New experts continue to join the agency, and the EASA keeps recruiting via its Web site (www.easa.eu.int). The agency is currently operating on a skeleton staff (it is expected to grow to 400 in the future), so extra work has been delegated to the national aviation authorities, especially those of France and Germany, where most of the requests are coming from. However, officials from the UK CAA recently complained publicly about the slow progress recorded in the negotiations with the EASA to reach a similar agreement by this month.
The challenges the agency will face in the years ahead will be to establish a stable funding policy for its activities and to continue to attract the best experts, according to Goudou.
In addition, the EC’s intention clearly is to cover the entire field of aviation safety through common rules implemented by a single regulator. With this in mind, the Commission will present a proposal to the European Parliament and the Council to extend the common rules, and thus the agency’s powers, to include air operations and flight-crew licensing. In this way, nearly all the JAA rules will be incorporated in community law and will be applied uniformly throughout the EU.
In principle, it is understood that the new legislation will cover all categories of pilots, provided that exclusions are made for certain categories of aircraft or activities (such as sport and recreational). The JAR-FCL system will serve as the basis for pilot licensing with some difference for a private pilot license with restricted privileges.
The category of air operations refers to both commercial and non-commercial activities, although some argued that EU regulations should not cover non-commercial operations. The “Implementation Rules” (IR), which cover requirements and the means of implementation, will be based on the JAR-OPS 1 and 3 for Commercial Air Transport (CAT), and on JAR-OPS 0 and 4 for commercial activities other than CAT (aerial work). For corporate aviation, it is suggested to base the IR on the JAR-OPS 0 and 2, at least for the most sophisticated aircraft.
The commission will also immediately initiate work to subject airport operations and air traffic management to EU law. This work will be carried out in collaboration with Eurocontrol, whose experience and expertise in this field are essential.
The agency will therefore be responsible for the proper implementation of the “Single European Sky,” which is intended both to increase air safety and improve the flow of traffic.
The EASA receives no public financing for its certification work, so applicants will pay a fee for certifications and approvals. The fees will be levied for the initial issuance and renewal of certificates and related oversight functions, the provision of services (publications, training and so on) and the processing of appeals.

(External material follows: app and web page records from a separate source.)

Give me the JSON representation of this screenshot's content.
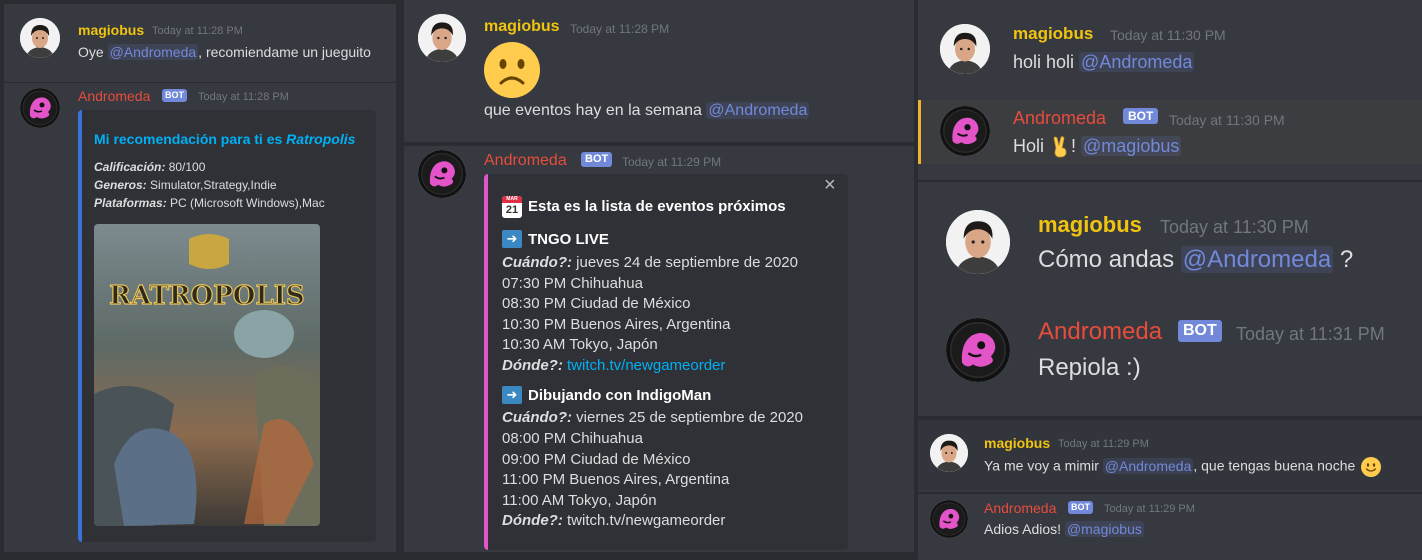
{
  "panel1": {
    "user_msg": {
      "author": "magiobus",
      "timestamp": "Today at 11:28 PM",
      "text_before": "Oye ",
      "mention": "@Andromeda",
      "text_after": ", recomiendame un jueguito"
    },
    "bot_msg": {
      "author": "Andromeda",
      "bot_tag": "BOT",
      "timestamp": "Today at 11:28 PM",
      "embed": {
        "title_prefix": "Mi recomendación para ti es ",
        "title_game": "Ratropolis",
        "rows": [
          {
            "label": "Calificación:",
            "value": " 80/100"
          },
          {
            "label": "Generos:",
            "value": " Simulator,Strategy,Indie"
          },
          {
            "label": "Plataformas:",
            "value": " PC (Microsoft Windows),Mac"
          }
        ],
        "image_title": "RATROPOLIS",
        "accent_color": "#3a72d8"
      }
    }
  },
  "panel2": {
    "user_msg": {
      "author": "magiobus",
      "timestamp": "Today at 11:28 PM",
      "emoji": "frowning-face",
      "text": "que eventos hay en la semana ",
      "mention": "@Andromeda"
    },
    "bot_msg": {
      "author": "Andromeda",
      "bot_tag": "BOT",
      "timestamp": "Today at 11:29 PM",
      "embed": {
        "accent_color": "#e254c8",
        "calendar_month": "MAR",
        "calendar_day": "21",
        "title": "Esta es la lista de eventos próximos",
        "events": [
          {
            "name": "TNGO LIVE",
            "when_label": "Cuándo?:",
            "when_value": " jueves 24 de septiembre de 2020",
            "times": [
              "07:30 PM Chihuahua",
              "08:30 PM Ciudad de México",
              "10:30 PM Buenos Aires, Argentina",
              "10:30 AM Tokyo, Japón"
            ],
            "where_label": "Dónde?:",
            "where_value": " twitch.tv/newgameorder"
          },
          {
            "name": "Dibujando con IndigoMan",
            "when_label": "Cuándo?:",
            "when_value": " viernes 25 de septiembre de 2020",
            "times": [
              "08:00 PM Chihuahua",
              "09:00 PM Ciudad de México",
              "11:00 PM Buenos Aires, Argentina",
              "11:00 AM Tokyo, Japón"
            ],
            "where_label": "Dónde?:",
            "where_value": " twitch.tv/newgameorder"
          }
        ]
      }
    }
  },
  "panel3": {
    "user_msg": {
      "author": "magiobus",
      "timestamp": "Today at 11:30 PM",
      "text": "holi holi ",
      "mention": "@Andromeda"
    },
    "bot_msg": {
      "author": "Andromeda",
      "bot_tag": "BOT",
      "timestamp": "Today at 11:30 PM",
      "text_before": "Holi ",
      "emoji": "victory-hand",
      "text_mid": "! ",
      "mention": "@magiobus"
    }
  },
  "panel4": {
    "user_msg": {
      "author": "magiobus",
      "timestamp": "Today at 11:30 PM",
      "text_before": "Cómo andas ",
      "mention": "@Andromeda",
      "text_after": " ?"
    },
    "bot_msg": {
      "author": "Andromeda",
      "bot_tag": "BOT",
      "timestamp": "Today at 11:31 PM",
      "text": "Repiola :)"
    }
  },
  "panel5": {
    "user_msg": {
      "author": "magiobus",
      "timestamp": "Today at 11:29 PM",
      "text_before": "Ya me voy a mimir ",
      "mention": "@Andromeda",
      "text_after": ", que tengas buena noche",
      "emoji": "slightly-smiling-face"
    },
    "bot_msg": {
      "author": "Andromeda",
      "bot_tag": "BOT",
      "timestamp": "Today at 11:29 PM",
      "text": "Adios Adios! ",
      "mention": "@magiobus"
    }
  },
  "colors": {
    "background": "#36393f",
    "user_name": "#f1c40f",
    "bot_name": "#e74c3c",
    "mention": "#7289da",
    "link": "#00b0f4"
  }
}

The fees will contain a fixed price to cover the agency’s overhead, though some tasks also warrant a variable (hourly) fee, notably product certification. The fees and charges regulations are expected to take effect early this year. It will be the first time that a common charging system will be applicable to different EU countries.
The EASA is also implementing a system that allows it to keep track of the resources devoted to different activities. However, several industry representatives have already expressed concern that the total cost for the aviation community could be much higher than it is now. Goudou asserted that the charges and fees system put in place by the agency will be completely transparent to users of the system.

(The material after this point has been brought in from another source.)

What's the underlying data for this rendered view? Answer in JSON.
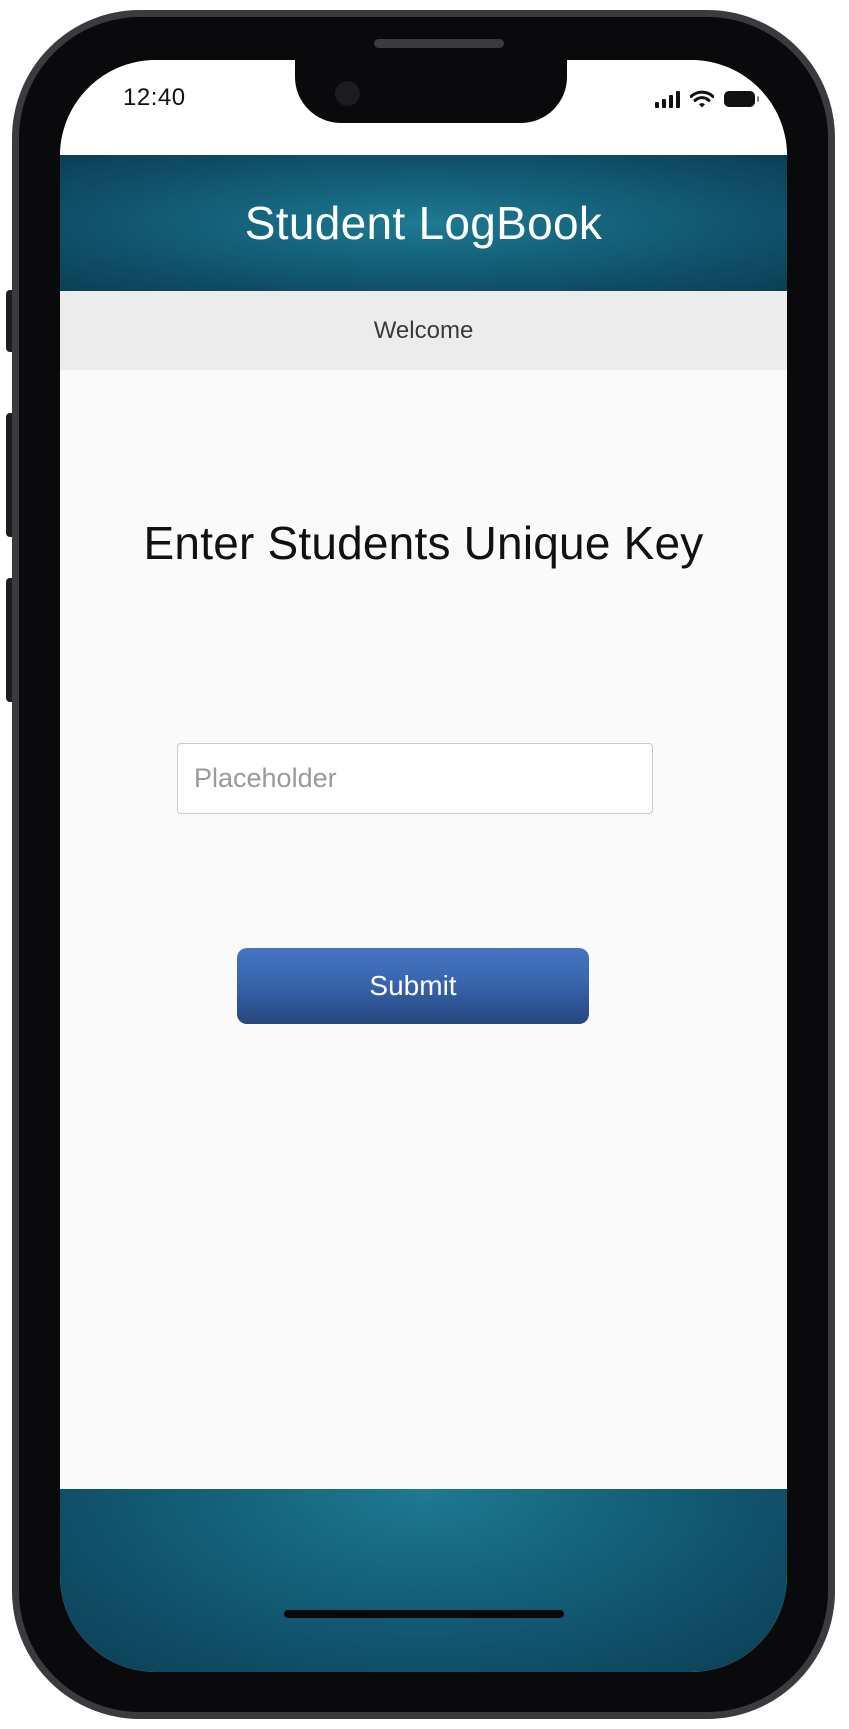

The next U.S./EU annual safety conference will be held at the EASA headquarters in Cologne from June 7 to 9 and will provide the agency a good opportunity to take stock of its progress.